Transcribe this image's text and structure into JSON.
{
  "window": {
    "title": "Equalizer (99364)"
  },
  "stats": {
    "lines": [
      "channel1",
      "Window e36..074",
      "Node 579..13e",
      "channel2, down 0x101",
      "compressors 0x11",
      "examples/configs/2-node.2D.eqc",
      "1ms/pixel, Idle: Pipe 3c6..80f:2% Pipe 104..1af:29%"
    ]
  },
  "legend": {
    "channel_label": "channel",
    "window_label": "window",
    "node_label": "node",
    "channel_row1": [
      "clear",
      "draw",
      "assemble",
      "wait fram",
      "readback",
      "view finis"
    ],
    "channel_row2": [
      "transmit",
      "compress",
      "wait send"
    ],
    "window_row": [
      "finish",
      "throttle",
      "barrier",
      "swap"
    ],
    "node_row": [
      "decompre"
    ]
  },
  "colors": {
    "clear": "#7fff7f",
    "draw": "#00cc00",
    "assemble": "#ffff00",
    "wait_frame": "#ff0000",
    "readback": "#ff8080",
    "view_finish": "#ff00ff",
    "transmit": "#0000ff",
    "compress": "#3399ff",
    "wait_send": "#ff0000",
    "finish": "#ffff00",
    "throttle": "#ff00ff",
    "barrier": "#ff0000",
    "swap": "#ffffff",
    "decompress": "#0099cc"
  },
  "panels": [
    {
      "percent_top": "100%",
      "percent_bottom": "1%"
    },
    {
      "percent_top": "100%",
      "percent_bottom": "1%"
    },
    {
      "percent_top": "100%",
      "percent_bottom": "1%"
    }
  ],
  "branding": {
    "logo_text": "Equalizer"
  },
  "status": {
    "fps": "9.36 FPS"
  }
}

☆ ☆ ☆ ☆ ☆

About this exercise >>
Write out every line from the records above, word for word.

Output for this exercise >>
Transcribe this image's text and structure into JSON.
{
  "window": {
    "title": "Equalizer (99364)"
  },
  "stats": {
    "lines": [
      "channel1",
      "Window e36..074",
      "Node 579..13e",
      "channel2, down 0x101",
      "compressors 0x11",
      "examples/configs/2-node.2D.eqc",
      "1ms/pixel, Idle: Pipe 3c6..80f:2% Pipe 104..1af:29%"
    ]
  },
  "legend": {
    "channel_label": "channel",
    "window_label": "window",
    "node_label": "node",
    "channel_row1": [
      "clear",
      "draw",
      "assemble",
      "wait fram",
      "readback",
      "view finis"
    ],
    "channel_row2": [
      "transmit",
      "compress",
      "wait send"
    ],
    "window_row": [
      "finish",
      "throttle",
      "barrier",
      "swap"
    ],
    "node_row": [
      "decompre"
    ]
  },
  "colors": {
    "clear": "#7fff7f",
    "draw": "#00cc00",
    "assemble": "#ffff00",
    "wait_frame": "#ff0000",
    "readback": "#ff8080",
    "view_finish": "#ff00ff",
    "transmit": "#0000ff",
    "compress": "#3399ff",
    "wait_send": "#ff0000",
    "finish": "#ffff00",
    "throttle": "#ff00ff",
    "barrier": "#ff0000",
    "swap": "#ffffff",
    "decompress": "#0099cc"
  },
  "panels": [
    {
      "percent_top": "100%",
      "percent_bottom": "1%"
    },
    {
      "percent_top": "100%",
      "percent_bottom": "1%"
    },
    {
      "percent_top": "100%",
      "percent_bottom": "1%"
    }
  ],
  "branding": {
    "logo_text": "Equalizer"
  },
  "status": {
    "fps": "9.36 FPS"
  }
}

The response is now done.